UW System President Ray Cross has announced the formation of a new UW System Task Force on Sexual Violence and Harassment. The aim is to strengthen the universities capacity to protect students from sexual violence and better coordinate System-wide efforts at prevention and outreach. Co-chairs are Vicki Washington, UW System associate vice president, and Anne Bilder, senior legal counsel. UW-Green Bay Director of Health Services Amy Henniges was named to the task force. Read more.
The Counseling and Health Center notes that Wednesday (Sept. 10) is World Suicide Prevention Day. They remind us that if you become aware that someone in the University community is contemplating suicide, please take action. If a suicide attempt seems imminent, call 911. If there is a concern but not an imminent danger you can call the Counseling and Health Center at 465-2380 during regular business hours for consultation. The Counseling and Health Center will reach out to students to provide assistance and also can meet with employees to help connect them with additional resources. The Brown County Crisis Center at 920-436-8888 is also available, around the clock, to help with consultation, suicide risk assessment, short-term counseling and referral.
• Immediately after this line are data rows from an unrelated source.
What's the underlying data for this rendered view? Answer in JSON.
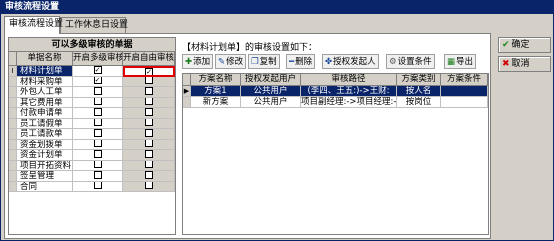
{
  "window": {
    "title": "审核流程设置"
  },
  "tabs": [
    {
      "label": "审核流程设置",
      "active": true
    },
    {
      "label": "工作休息日设置",
      "active": false
    }
  ],
  "left_panel": {
    "title": "可以多级审核的单据",
    "columns": [
      "单据名称",
      "开启多级审核",
      "开启自由审核"
    ],
    "rows": [
      {
        "indicator": "I",
        "name": "材料计划单",
        "multi": true,
        "free": true,
        "selected": true
      },
      {
        "indicator": "",
        "name": "材料采购单",
        "multi": true,
        "free": false,
        "selected": false
      },
      {
        "indicator": "",
        "name": "外包人工单",
        "multi": false,
        "free": false,
        "selected": false
      },
      {
        "indicator": "",
        "name": "其它费用单",
        "multi": false,
        "free": false,
        "selected": false
      },
      {
        "indicator": "",
        "name": "付款申请单",
        "multi": false,
        "free": false,
        "selected": false
      },
      {
        "indicator": "",
        "name": "员工请假单",
        "multi": false,
        "free": false,
        "selected": false
      },
      {
        "indicator": "",
        "name": "员工请款单",
        "multi": false,
        "free": false,
        "selected": false
      },
      {
        "indicator": "",
        "name": "资金划拨单",
        "multi": false,
        "free": false,
        "selected": false
      },
      {
        "indicator": "",
        "name": "资金计划单",
        "multi": false,
        "free": false,
        "selected": false
      },
      {
        "indicator": "",
        "name": "项目开拓资料",
        "multi": false,
        "free": false,
        "selected": false
      },
      {
        "indicator": "",
        "name": "签呈管理",
        "multi": false,
        "free": false,
        "selected": false
      },
      {
        "indicator": "",
        "name": "合同",
        "multi": false,
        "free": false,
        "selected": false
      }
    ]
  },
  "right_panel": {
    "label": "【材料计划单】的审核设置如下：",
    "toolbar": [
      {
        "icon": "plus-icon",
        "glyph": "✚",
        "color": "#1a7a1a",
        "label": "添加"
      },
      {
        "icon": "edit-icon",
        "glyph": "✎",
        "color": "#1a4a9a",
        "label": "修改"
      },
      {
        "icon": "copy-icon",
        "glyph": "❐",
        "color": "#1a4a9a",
        "label": "复制"
      },
      {
        "icon": "minus-icon",
        "glyph": "━",
        "color": "#1a4a9a",
        "label": "删除"
      },
      {
        "icon": "authorize-icon",
        "glyph": "✤",
        "color": "#1a4a9a",
        "label": "授权发起人"
      },
      {
        "icon": "condition-icon",
        "glyph": "⚙",
        "color": "#555555",
        "label": "设置条件"
      },
      {
        "icon": "export-icon",
        "glyph": "▦",
        "color": "#1a7a1a",
        "label": "导出"
      }
    ],
    "columns": [
      "方案名称",
      "授权发起用户",
      "审核路径",
      "方案类别",
      "方案条件"
    ],
    "rows": [
      {
        "indicator": "▶",
        "name": "方案1",
        "user": "公共用户",
        "path": "(李四、王五:)->王财:",
        "category": "按人名",
        "condition": "",
        "selected": true
      },
      {
        "indicator": "",
        "name": "新方案",
        "user": "公共用户",
        "path": "项目副经理:->项目经理:-",
        "category": "按岗位",
        "condition": "",
        "selected": false
      }
    ]
  },
  "side_buttons": {
    "ok": "确定",
    "cancel": "取消"
  }
}
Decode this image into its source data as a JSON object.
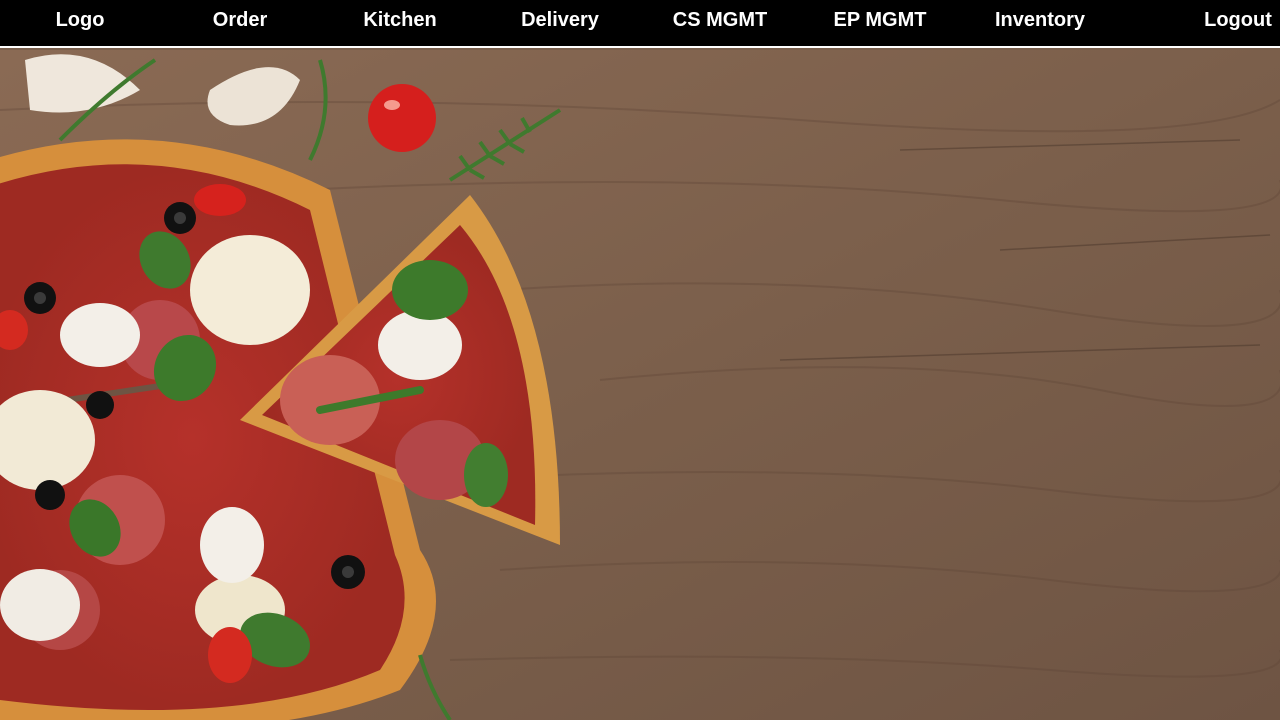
{
  "nav": {
    "logo": "Logo",
    "items": [
      "Order",
      "Kitchen",
      "Delivery",
      "CS MGMT",
      "EP MGMT",
      "Inventory"
    ],
    "logout": "Logout"
  },
  "hero": {
    "image": "pizza-on-wooden-table"
  },
  "colors": {
    "navbar_bg": "#000000",
    "navbar_text": "#ffffff",
    "wood": "#7a5f4c"
  }
}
As the result of federal requirements related to certain funding received by the University, Greg Smith of the Counseling and Health Center is heading up a review of policies and procedures related to people who have disabilities. Does your department or unit have any policies or procedures that specifically refer to employees, students or other people who have disabilities? If so please send a copy of those policies or procedures or a web link to Smith at email@example.com. Not every department will have or need such policies and procedures, so if you do not have any there is no need to take any action. Thanks to those who have already responded to this request. Any questions? Contact Greg at 465-2380 or Lynn Niemi at 465-2841.
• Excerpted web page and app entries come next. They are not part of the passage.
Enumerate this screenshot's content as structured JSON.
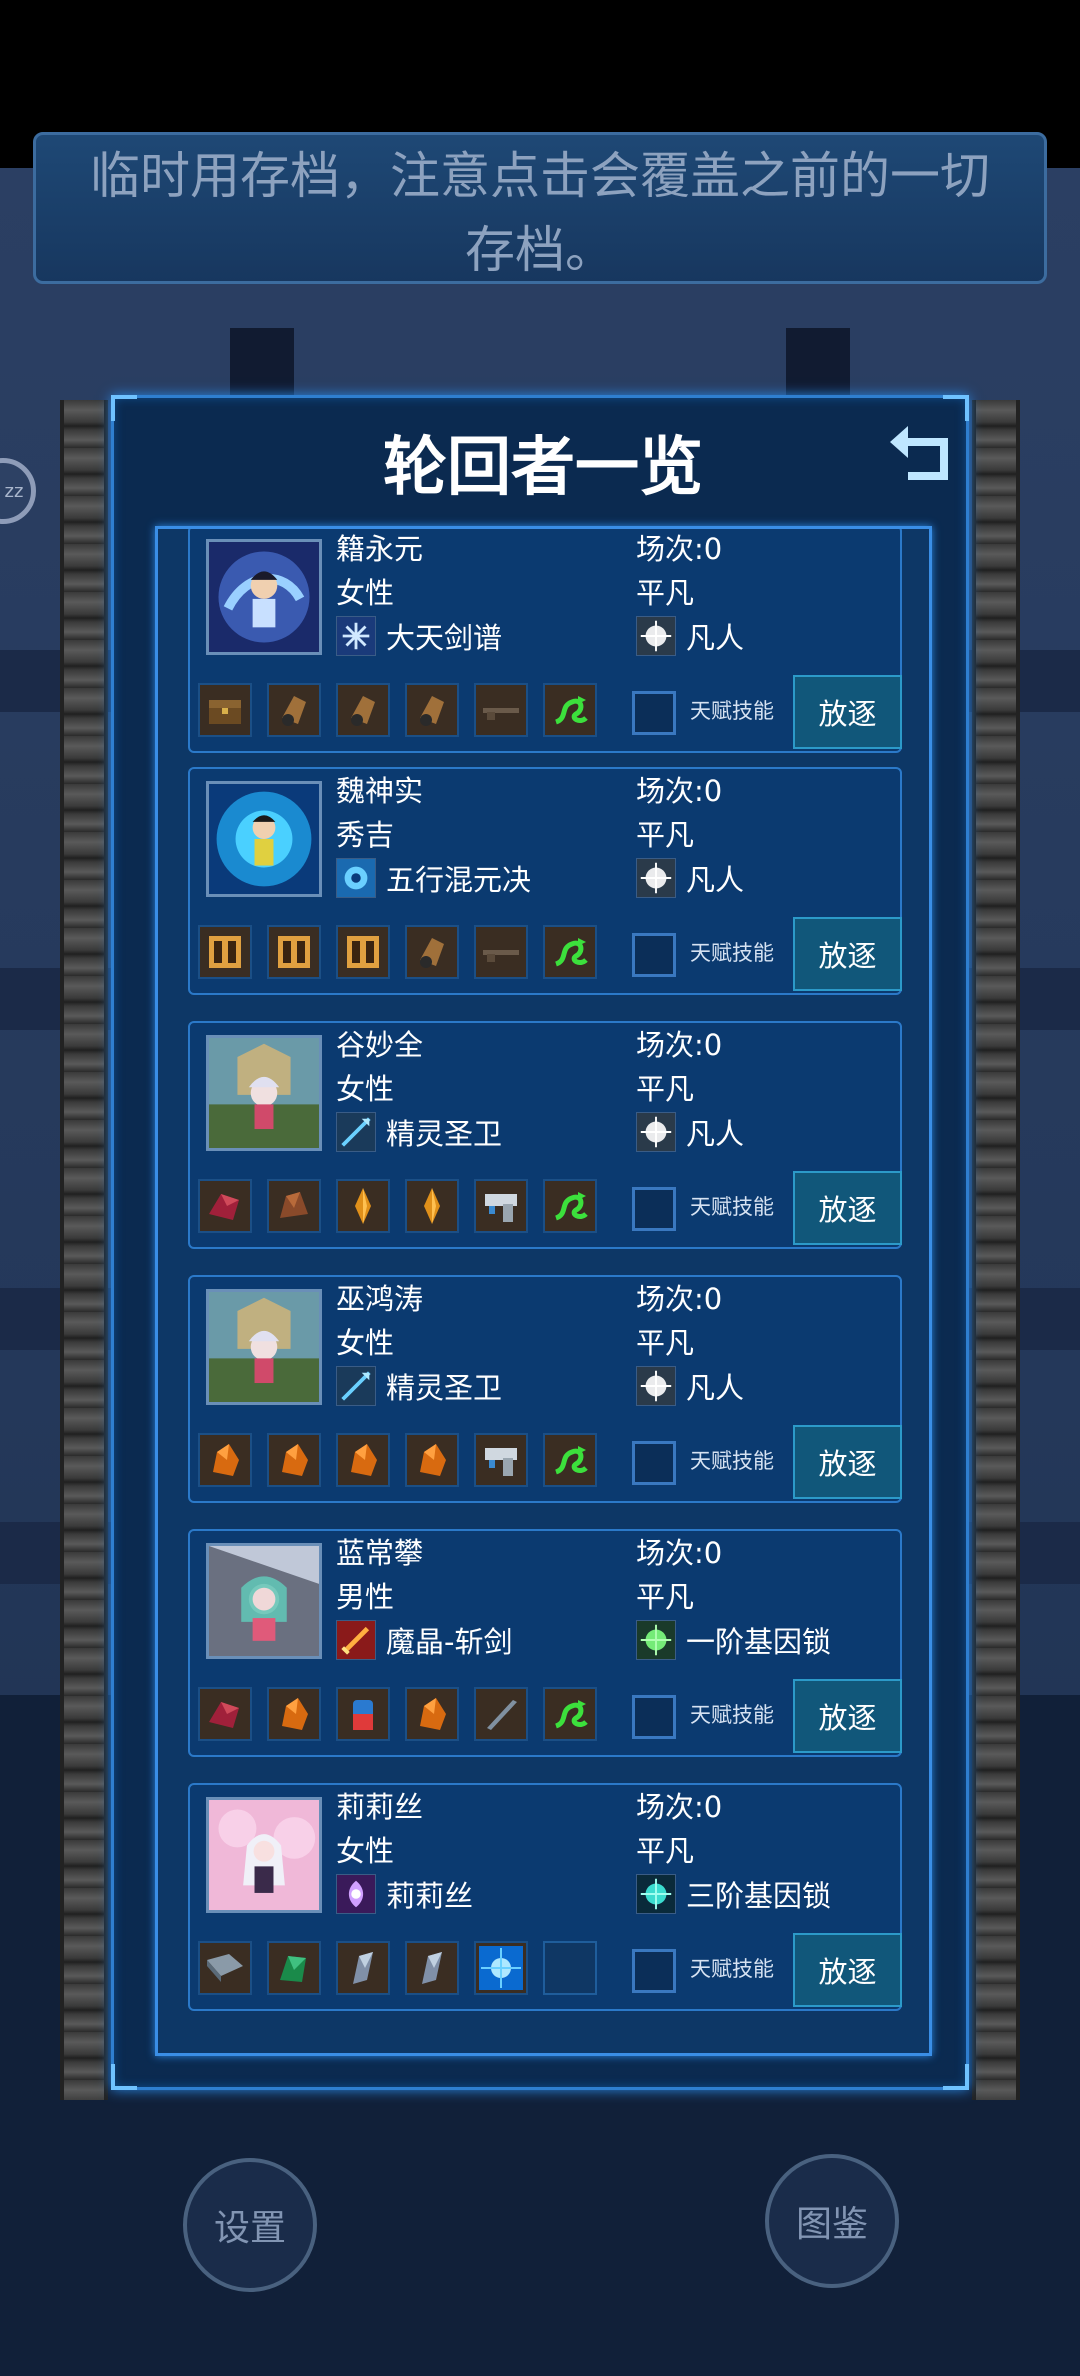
{
  "notice": {
    "line1": "临时用存档，注意点击会覆盖之前的一切",
    "line2": "存档。"
  },
  "panel": {
    "title": "轮回者一览",
    "talent_label": "天赋技能",
    "exile_label": "放逐"
  },
  "side_icon": {
    "text": "zz"
  },
  "bottom": {
    "settings": "设置",
    "codex": "图鉴"
  },
  "characters": [
    {
      "name": "籍永元",
      "gender": "女性",
      "count": "场次:0",
      "rank": "平凡",
      "skill": "大天剑谱",
      "realm": "凡人",
      "slots": [
        "chest-icon",
        "gloves-icon",
        "gloves-icon",
        "gloves-icon",
        "rifle-icon",
        "dragon-emblem-icon"
      ]
    },
    {
      "name": "魏神实",
      "gender": "秀吉",
      "count": "场次:0",
      "rank": "平凡",
      "skill": "五行混元决",
      "realm": "凡人",
      "slots": [
        "crate-icon",
        "crate-icon",
        "crate-icon",
        "gloves-icon",
        "rifle-icon",
        "dragon-emblem-icon"
      ]
    },
    {
      "name": "谷妙全",
      "gender": "女性",
      "count": "场次:0",
      "rank": "平凡",
      "skill": "精灵圣卫",
      "realm": "凡人",
      "slots": [
        "red-ore-icon",
        "brown-ore-icon",
        "amber-crystal-icon",
        "amber-crystal-icon",
        "pistol-icon",
        "dragon-emblem-icon"
      ]
    },
    {
      "name": "巫鸿涛",
      "gender": "女性",
      "count": "场次:0",
      "rank": "平凡",
      "skill": "精灵圣卫",
      "realm": "凡人",
      "slots": [
        "orange-ore-icon",
        "orange-ore-icon",
        "orange-ore-icon",
        "orange-ore-icon",
        "pistol-icon",
        "dragon-emblem-icon"
      ]
    },
    {
      "name": "蓝常攀",
      "gender": "男性",
      "count": "场次:0",
      "rank": "平凡",
      "skill": "魔晶-斩剑",
      "realm": "一阶基因锁",
      "slots": [
        "red-ore-icon",
        "orange-ore-icon",
        "potion-icon",
        "orange-ore-icon",
        "dagger-icon",
        "dragon-emblem-icon"
      ]
    },
    {
      "name": "莉莉丝",
      "gender": "女性",
      "count": "场次:0",
      "rank": "平凡",
      "skill": "莉莉丝",
      "realm": "三阶基因锁",
      "slots": [
        "book-icon",
        "green-ore-icon",
        "steel-shard-icon",
        "steel-shard-icon",
        "blue-orb-icon",
        ""
      ]
    }
  ],
  "colors": {
    "accent": "#2f7fd0",
    "panel": "#0b2a50",
    "button": "#11577a"
  }
}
Mumps cases at UW campuses in Madison, Milwaukee and La Crosse this spring have drawn the attention of health officials and news media who are examining the issue. And while no cases have been reported in Northeastern Wisconsin, WBAY, Channel 2 on Friday (May 9) ran a story about prevention and risk. They spoke with Amy Henniges, UW-Green Bay Counseling and Health director, to provide context. “College is just an environment where people are living together in close proximity,” Henniges said, “in classes, and in the various activities students participate in.” And while vaccinations are the most effective way to prevent mumps, Henniges added that basic precautions — covering a cough, washing one’s hands and the like — can help, too. Full story.
Counseling and Health Center counselor Theresa Weise provided context Monday (April 7) for a Local 5 News story on new legislation designed to combat the growing heroin problem in Wisconsin. Gov. Scott Walker on Monday signed into law seven heroin-related bills, one of which guarantees immunity for anyone who calls 9-1-1 to report an overdose. There’s never been a heroin overdose on campus, Weise told reporter Jenn Sullivan, but she’s worked with patients in the community who have been left behind while overdosing. “That is always their main concern,” Weise said, “is getting into trouble for breaking the law or being around someone where this happens — so I think it will make a big difference.” Full story.